Part 3: Government Accounts: Utility Payments, Reserve Accounts, Tax Payments
Government entities cover many potential Non Interest bearing accounts. Clients can be Townships, cities, counties, courts, parks/rec, and regional state agencies. For these entities deposit accounts can be utility payments, tax payments, fees, fines, tickets, parking, memberships, and many more. We will talk about a few of these accounts and what can attract them to your bank from a payments and technology standpoint.
Utility accounts are important for a town or county and are often the most active. These are water, sewer, electric, and trash. Some towns bill monthly or quarterly. They often use third-party billing software to track usage and then consolidate that information into their town’s accounting software. A Community Bank can make the most impact in this area by reducing accounts receivable. The ability for towns to collect payment on their website or through inbound phone calls via credit card or ACH drastically reduces a town’s outstanding past-due balances. People are creatures of comfort and convenience and we find they are more likely to pay the bills that are easiest to pay first. This means if they can go directly to the town’s website and enter a form of payment at any time they are likely to complete that payment. If they have to write a check, find an envelope, and pay for a stamp they are less likely to pay that bill in a timely manner. Towns can cover the cost of these payments by passing the cost of credit card processing on to the payer. Most towns charge a flat dollar amount per transaction. The second most effective way to help government entities with utility billing is to integrate it into their accounting system and enable recurring payments. Recurring payments reduce friction even further since the balance is paid automatically and the citizen knows it gets deducted from their account every time. This leads to a more dependable cash flow in the town’s account.
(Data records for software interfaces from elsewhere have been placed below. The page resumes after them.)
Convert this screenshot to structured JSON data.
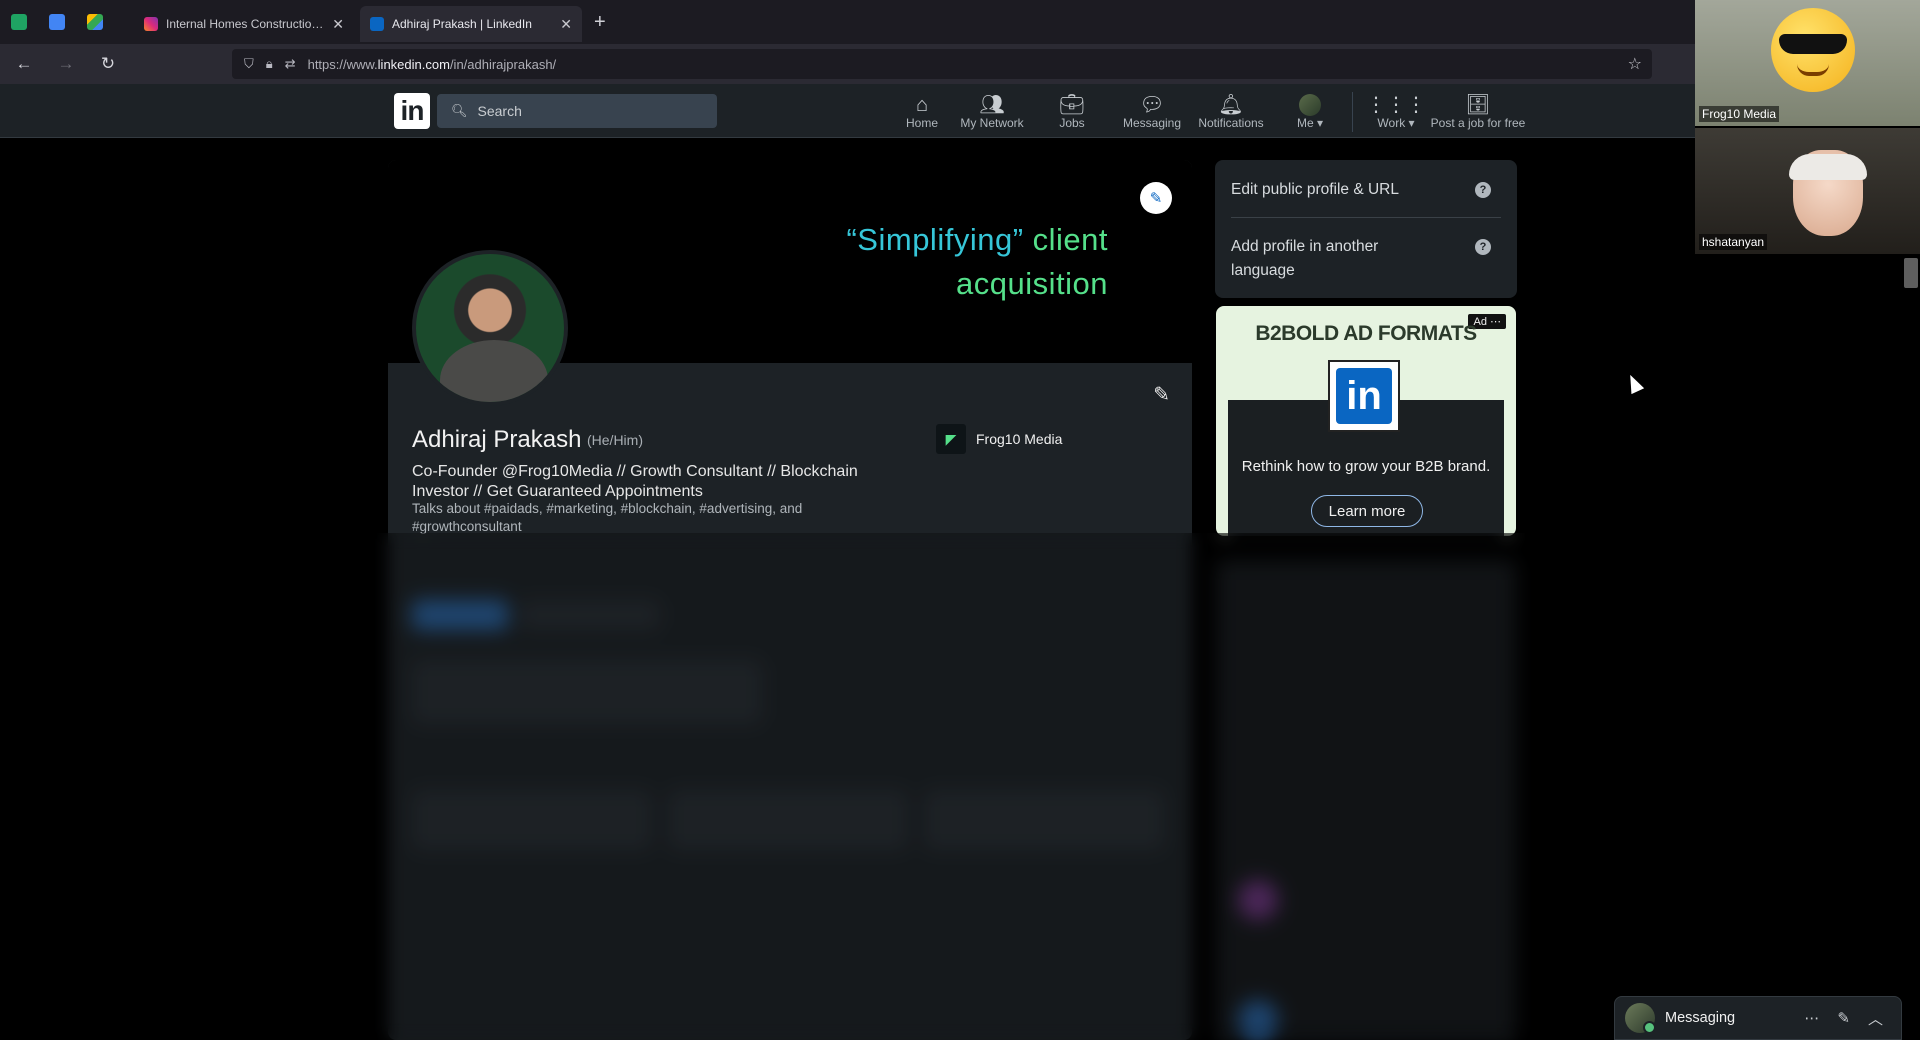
{
  "browser": {
    "tabs": [
      {
        "label": "Internal Homes Construction In"
      },
      {
        "label": "Adhiraj Prakash | LinkedIn"
      }
    ],
    "new_tab": "+",
    "close": "✕",
    "url_prefix": "https://www.",
    "url_domain": "linkedin.com",
    "url_path": "/in/adhirajprakash/"
  },
  "linkedin": {
    "logo": "in",
    "search_placeholder": "Search",
    "nav": {
      "home": "Home",
      "network": "My Network",
      "jobs": "Jobs",
      "messaging": "Messaging",
      "notifications": "Notifications",
      "me": "Me ▾",
      "work": "Work ▾",
      "post_job": "Post a job for free"
    }
  },
  "profile": {
    "banner_line1_a": "“Simplifying”",
    "banner_line1_b": " client",
    "banner_line2": "acquisition",
    "name": "Adhiraj Prakash",
    "pronouns": "(He/Him)",
    "headline": "Co-Founder @Frog10Media // Growth Consultant // Blockchain Investor // Get Guaranteed Appointments",
    "talks_about": "Talks about #paidads, #marketing, #blockchain, #advertising, and #growthconsultant",
    "company": "Frog10 Media"
  },
  "sidebar": {
    "edit_profile": "Edit public profile & URL",
    "add_language": "Add profile in another language",
    "help": "?"
  },
  "ad": {
    "tag": "Ad ⋯",
    "title": "B2BOLD AD FORMATS",
    "copy": "Rethink how to grow your B2B brand.",
    "cta": "Learn more"
  },
  "call": {
    "participant1": "Frog10 Media",
    "participant2": "hshatanyan"
  },
  "messaging": {
    "label": "Messaging",
    "more": "⋯",
    "compose": "✎",
    "collapse": "︿"
  }
}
Tax payment accounts historically have massive ebbs and flows for bank balances, but they are often the largest accounts besides the reserve account that a government entity has. Taxes include property tax, income tax, use tax, and often other regional taxes. In most states towns and counties have to run off zero budget bases which means they can only spend a portion of their estimated taxes. If the collection of those taxes becomes past due they have to adjust that basis down and/or the collection of past due goes up in order to have more money to spend. The value your bank can offer by helping them collect more revenue in a timely manner is a consistent budget and better town cash flow. Traditionally these will be large deposit accounts around the time taxes are due and will slowly run off. They are still great non interest bearing accounts.
Many towns have police on staff and have paid parking, application fees, and other permitting costs. These fees and fines are also great opportunities to advance the payment experience for a municipality or township. Paying a parking ticket or permit request should be an online and easy process. Many entities still require in-person or mailed processes. This is more work for the constituents and the staff. Helping them improve the payment process helps their cash flow and they can deploy employees to other tasks. These accounts are more year-round than deposit accounts and are more stable.
While this article is focused on attracting through technology your institution can also attract through offering sweep accounts, increasing FDIC coverage so they don’t have to spread their reserves, offer remote deposits, and even lock boxes. These deposit accounts often end up at the larger banks due to their complications, but most would prefer at least some of their business to be in the town with a community bank that supports the citizens they represent.